• [Web page and app entries]:
——
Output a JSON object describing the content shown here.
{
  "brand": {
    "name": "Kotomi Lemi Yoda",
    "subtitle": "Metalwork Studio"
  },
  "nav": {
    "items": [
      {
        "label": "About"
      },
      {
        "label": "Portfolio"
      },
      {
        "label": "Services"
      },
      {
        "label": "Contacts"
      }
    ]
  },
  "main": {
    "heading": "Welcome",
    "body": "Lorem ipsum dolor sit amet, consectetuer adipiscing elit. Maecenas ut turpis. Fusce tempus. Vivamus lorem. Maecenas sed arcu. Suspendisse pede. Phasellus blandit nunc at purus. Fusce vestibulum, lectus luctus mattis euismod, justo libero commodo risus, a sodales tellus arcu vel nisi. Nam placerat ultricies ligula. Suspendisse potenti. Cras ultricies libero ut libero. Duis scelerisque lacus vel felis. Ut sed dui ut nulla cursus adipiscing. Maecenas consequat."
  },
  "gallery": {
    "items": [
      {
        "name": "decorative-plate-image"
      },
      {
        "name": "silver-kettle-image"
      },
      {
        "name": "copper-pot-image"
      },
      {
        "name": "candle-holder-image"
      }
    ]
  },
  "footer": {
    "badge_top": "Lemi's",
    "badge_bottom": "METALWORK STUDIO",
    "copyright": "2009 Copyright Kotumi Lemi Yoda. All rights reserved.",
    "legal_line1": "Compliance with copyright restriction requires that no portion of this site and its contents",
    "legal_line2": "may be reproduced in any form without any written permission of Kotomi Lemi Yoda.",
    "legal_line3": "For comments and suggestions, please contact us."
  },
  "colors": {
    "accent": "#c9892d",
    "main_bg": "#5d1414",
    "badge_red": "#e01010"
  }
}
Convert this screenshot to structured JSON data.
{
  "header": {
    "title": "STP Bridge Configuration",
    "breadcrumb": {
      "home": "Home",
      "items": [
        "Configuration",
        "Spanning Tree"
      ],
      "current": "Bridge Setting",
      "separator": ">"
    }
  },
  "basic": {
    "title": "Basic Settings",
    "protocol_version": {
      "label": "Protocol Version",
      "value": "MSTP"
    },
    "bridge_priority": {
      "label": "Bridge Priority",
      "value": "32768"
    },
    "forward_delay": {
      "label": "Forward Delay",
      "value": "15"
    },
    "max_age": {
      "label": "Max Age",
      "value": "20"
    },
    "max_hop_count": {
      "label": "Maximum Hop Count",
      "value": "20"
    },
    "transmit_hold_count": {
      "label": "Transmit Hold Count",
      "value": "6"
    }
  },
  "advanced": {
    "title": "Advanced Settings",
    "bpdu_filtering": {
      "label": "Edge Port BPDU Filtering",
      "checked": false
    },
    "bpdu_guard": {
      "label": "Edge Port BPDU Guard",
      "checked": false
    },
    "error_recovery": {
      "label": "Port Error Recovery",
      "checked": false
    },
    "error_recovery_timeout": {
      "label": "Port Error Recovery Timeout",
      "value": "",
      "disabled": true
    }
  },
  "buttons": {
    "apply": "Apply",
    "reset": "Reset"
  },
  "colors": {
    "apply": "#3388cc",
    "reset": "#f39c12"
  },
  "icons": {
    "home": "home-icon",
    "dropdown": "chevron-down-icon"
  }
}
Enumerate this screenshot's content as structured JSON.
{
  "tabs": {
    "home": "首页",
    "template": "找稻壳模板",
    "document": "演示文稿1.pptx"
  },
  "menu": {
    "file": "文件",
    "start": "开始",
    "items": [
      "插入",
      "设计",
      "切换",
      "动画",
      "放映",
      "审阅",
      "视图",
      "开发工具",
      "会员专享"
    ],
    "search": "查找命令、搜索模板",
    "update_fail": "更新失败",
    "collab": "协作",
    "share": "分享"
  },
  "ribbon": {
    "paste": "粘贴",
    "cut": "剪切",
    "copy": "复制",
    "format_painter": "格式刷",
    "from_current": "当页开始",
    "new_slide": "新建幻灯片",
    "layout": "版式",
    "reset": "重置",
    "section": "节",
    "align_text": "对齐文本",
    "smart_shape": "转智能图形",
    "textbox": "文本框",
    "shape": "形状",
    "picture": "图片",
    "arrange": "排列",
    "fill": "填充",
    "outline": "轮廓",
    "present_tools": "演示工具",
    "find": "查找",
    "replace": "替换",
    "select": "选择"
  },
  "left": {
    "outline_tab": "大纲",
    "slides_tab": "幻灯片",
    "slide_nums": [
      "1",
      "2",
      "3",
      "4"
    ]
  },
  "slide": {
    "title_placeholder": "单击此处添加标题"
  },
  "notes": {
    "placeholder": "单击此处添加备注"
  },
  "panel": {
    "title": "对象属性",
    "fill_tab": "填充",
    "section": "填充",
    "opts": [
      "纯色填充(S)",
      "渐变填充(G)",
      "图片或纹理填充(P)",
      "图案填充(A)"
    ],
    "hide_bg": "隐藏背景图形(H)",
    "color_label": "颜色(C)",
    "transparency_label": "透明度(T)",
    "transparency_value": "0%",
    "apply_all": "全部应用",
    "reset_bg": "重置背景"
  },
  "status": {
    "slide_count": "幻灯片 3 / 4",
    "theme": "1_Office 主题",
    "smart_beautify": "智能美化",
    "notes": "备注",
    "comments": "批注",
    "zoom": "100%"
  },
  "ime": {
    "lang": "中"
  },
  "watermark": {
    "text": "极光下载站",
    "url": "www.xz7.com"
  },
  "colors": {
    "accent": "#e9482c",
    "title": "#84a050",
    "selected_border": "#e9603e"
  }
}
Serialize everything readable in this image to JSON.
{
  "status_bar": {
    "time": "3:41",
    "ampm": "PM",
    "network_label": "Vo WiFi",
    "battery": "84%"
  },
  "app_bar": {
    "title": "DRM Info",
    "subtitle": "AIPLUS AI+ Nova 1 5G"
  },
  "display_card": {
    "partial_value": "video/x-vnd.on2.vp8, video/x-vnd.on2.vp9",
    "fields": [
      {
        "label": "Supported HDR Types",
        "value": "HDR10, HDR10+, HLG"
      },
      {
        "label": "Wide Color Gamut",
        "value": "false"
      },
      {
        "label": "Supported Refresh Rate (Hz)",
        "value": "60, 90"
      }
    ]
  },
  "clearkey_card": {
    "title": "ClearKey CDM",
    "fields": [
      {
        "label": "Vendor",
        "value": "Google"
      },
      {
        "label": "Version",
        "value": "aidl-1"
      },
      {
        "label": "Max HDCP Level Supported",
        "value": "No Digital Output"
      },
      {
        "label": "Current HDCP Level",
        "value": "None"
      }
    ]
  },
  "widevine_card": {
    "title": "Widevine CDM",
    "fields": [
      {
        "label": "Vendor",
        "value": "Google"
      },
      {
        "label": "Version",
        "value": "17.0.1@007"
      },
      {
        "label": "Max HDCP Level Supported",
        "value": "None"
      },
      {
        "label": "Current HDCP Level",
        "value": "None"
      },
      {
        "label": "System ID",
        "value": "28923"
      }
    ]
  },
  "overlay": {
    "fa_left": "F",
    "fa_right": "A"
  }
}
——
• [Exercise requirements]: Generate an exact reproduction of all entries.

• [Answer to this exercise]:
Output a JSON object describing the content shown here.
{
  "brand": {
    "name": "Kotomi Lemi Yoda",
    "subtitle": "Metalwork Studio"
  },
  "nav": {
    "items": [
      {
        "label": "About"
      },
      {
        "label": "Portfolio"
      },
      {
        "label": "Services"
      },
      {
        "label": "Contacts"
      }
    ]
  },
  "main": {
    "heading": "Welcome",
    "body": "Lorem ipsum dolor sit amet, consectetuer adipiscing elit. Maecenas ut turpis. Fusce tempus. Vivamus lorem. Maecenas sed arcu. Suspendisse pede. Phasellus blandit nunc at purus. Fusce vestibulum, lectus luctus mattis euismod, justo libero commodo risus, a sodales tellus arcu vel nisi. Nam placerat ultricies ligula. Suspendisse potenti. Cras ultricies libero ut libero. Duis scelerisque lacus vel felis. Ut sed dui ut nulla cursus adipiscing. Maecenas consequat."
  },
  "gallery": {
    "items": [
      {
        "name": "decorative-plate-image"
      },
      {
        "name": "silver-kettle-image"
      },
      {
        "name": "copper-pot-image"
      },
      {
        "name": "candle-holder-image"
      }
    ]
  },
  "footer": {
    "badge_top": "Lemi's",
    "badge_bottom": "METALWORK STUDIO",
    "copyright": "2009 Copyright Kotumi Lemi Yoda. All rights reserved.",
    "legal_line1": "Compliance with copyright restriction requires that no portion of this site and its contents",
    "legal_line2": "may be reproduced in any form without any written permission of Kotomi Lemi Yoda.",
    "legal_line3": "For comments and suggestions, please contact us."
  },
  "colors": {
    "accent": "#c9892d",
    "main_bg": "#5d1414",
    "badge_red": "#e01010"
  }
}
Convert this screenshot to structured JSON data.
{
  "header": {
    "title": "STP Bridge Configuration",
    "breadcrumb": {
      "home": "Home",
      "items": [
        "Configuration",
        "Spanning Tree"
      ],
      "current": "Bridge Setting",
      "separator": ">"
    }
  },
  "basic": {
    "title": "Basic Settings",
    "protocol_version": {
      "label": "Protocol Version",
      "value": "MSTP"
    },
    "bridge_priority": {
      "label": "Bridge Priority",
      "value": "32768"
    },
    "forward_delay": {
      "label": "Forward Delay",
      "value": "15"
    },
    "max_age": {
      "label": "Max Age",
      "value": "20"
    },
    "max_hop_count": {
      "label": "Maximum Hop Count",
      "value": "20"
    },
    "transmit_hold_count": {
      "label": "Transmit Hold Count",
      "value": "6"
    }
  },
  "advanced": {
    "title": "Advanced Settings",
    "bpdu_filtering": {
      "label": "Edge Port BPDU Filtering",
      "checked": false
    },
    "bpdu_guard": {
      "label": "Edge Port BPDU Guard",
      "checked": false
    },
    "error_recovery": {
      "label": "Port Error Recovery",
      "checked": false
    },
    "error_recovery_timeout": {
      "label": "Port Error Recovery Timeout",
      "value": "",
      "disabled": true
    }
  },
  "buttons": {
    "apply": "Apply",
    "reset": "Reset"
  },
  "colors": {
    "apply": "#3388cc",
    "reset": "#f39c12"
  },
  "icons": {
    "home": "home-icon",
    "dropdown": "chevron-down-icon"
  }
}
Enumerate this screenshot's content as structured JSON.
{
  "tabs": {
    "home": "首页",
    "template": "找稻壳模板",
    "document": "演示文稿1.pptx"
  },
  "menu": {
    "file": "文件",
    "start": "开始",
    "items": [
      "插入",
      "设计",
      "切换",
      "动画",
      "放映",
      "审阅",
      "视图",
      "开发工具",
      "会员专享"
    ],
    "search": "查找命令、搜索模板",
    "update_fail": "更新失败",
    "collab": "协作",
    "share": "分享"
  },
  "ribbon": {
    "paste": "粘贴",
    "cut": "剪切",
    "copy": "复制",
    "format_painter": "格式刷",
    "from_current": "当页开始",
    "new_slide": "新建幻灯片",
    "layout": "版式",
    "reset": "重置",
    "section": "节",
    "align_text": "对齐文本",
    "smart_shape": "转智能图形",
    "textbox": "文本框",
    "shape": "形状",
    "picture": "图片",
    "arrange": "排列",
    "fill": "填充",
    "outline": "轮廓",
    "present_tools": "演示工具",
    "find": "查找",
    "replace": "替换",
    "select": "选择"
  },
  "left": {
    "outline_tab": "大纲",
    "slides_tab": "幻灯片",
    "slide_nums": [
      "1",
      "2",
      "3",
      "4"
    ]
  },
  "slide": {
    "title_placeholder": "单击此处添加标题"
  },
  "notes": {
    "placeholder": "单击此处添加备注"
  },
  "panel": {
    "title": "对象属性",
    "fill_tab": "填充",
    "section": "填充",
    "opts": [
      "纯色填充(S)",
      "渐变填充(G)",
      "图片或纹理填充(P)",
      "图案填充(A)"
    ],
    "hide_bg": "隐藏背景图形(H)",
    "color_label": "颜色(C)",
    "transparency_label": "透明度(T)",
    "transparency_value": "0%",
    "apply_all": "全部应用",
    "reset_bg": "重置背景"
  },
  "status": {
    "slide_count": "幻灯片 3 / 4",
    "theme": "1_Office 主题",
    "smart_beautify": "智能美化",
    "notes": "备注",
    "comments": "批注",
    "zoom": "100%"
  },
  "ime": {
    "lang": "中"
  },
  "watermark": {
    "text": "极光下载站",
    "url": "www.xz7.com"
  },
  "colors": {
    "accent": "#e9482c",
    "title": "#84a050",
    "selected_border": "#e9603e"
  }
}
Serialize everything readable in this image to JSON.
{
  "status_bar": {
    "time": "3:41",
    "ampm": "PM",
    "network_label": "Vo WiFi",
    "battery": "84%"
  },
  "app_bar": {
    "title": "DRM Info",
    "subtitle": "AIPLUS AI+ Nova 1 5G"
  },
  "display_card": {
    "partial_value": "video/x-vnd.on2.vp8, video/x-vnd.on2.vp9",
    "fields": [
      {
        "label": "Supported HDR Types",
        "value": "HDR10, HDR10+, HLG"
      },
      {
        "label": "Wide Color Gamut",
        "value": "false"
      },
      {
        "label": "Supported Refresh Rate (Hz)",
        "value": "60, 90"
      }
    ]
  },
  "clearkey_card": {
    "title": "ClearKey CDM",
    "fields": [
      {
        "label": "Vendor",
        "value": "Google"
      },
      {
        "label": "Version",
        "value": "aidl-1"
      },
      {
        "label": "Max HDCP Level Supported",
        "value": "No Digital Output"
      },
      {
        "label": "Current HDCP Level",
        "value": "None"
      }
    ]
  },
  "widevine_card": {
    "title": "Widevine CDM",
    "fields": [
      {
        "label": "Vendor",
        "value": "Google"
      },
      {
        "label": "Version",
        "value": "17.0.1@007"
      },
      {
        "label": "Max HDCP Level Supported",
        "value": "None"
      },
      {
        "label": "Current HDCP Level",
        "value": "None"
      },
      {
        "label": "System ID",
        "value": "28923"
      }
    ]
  },
  "overlay": {
    "fa_left": "F",
    "fa_right": "A"
  }
}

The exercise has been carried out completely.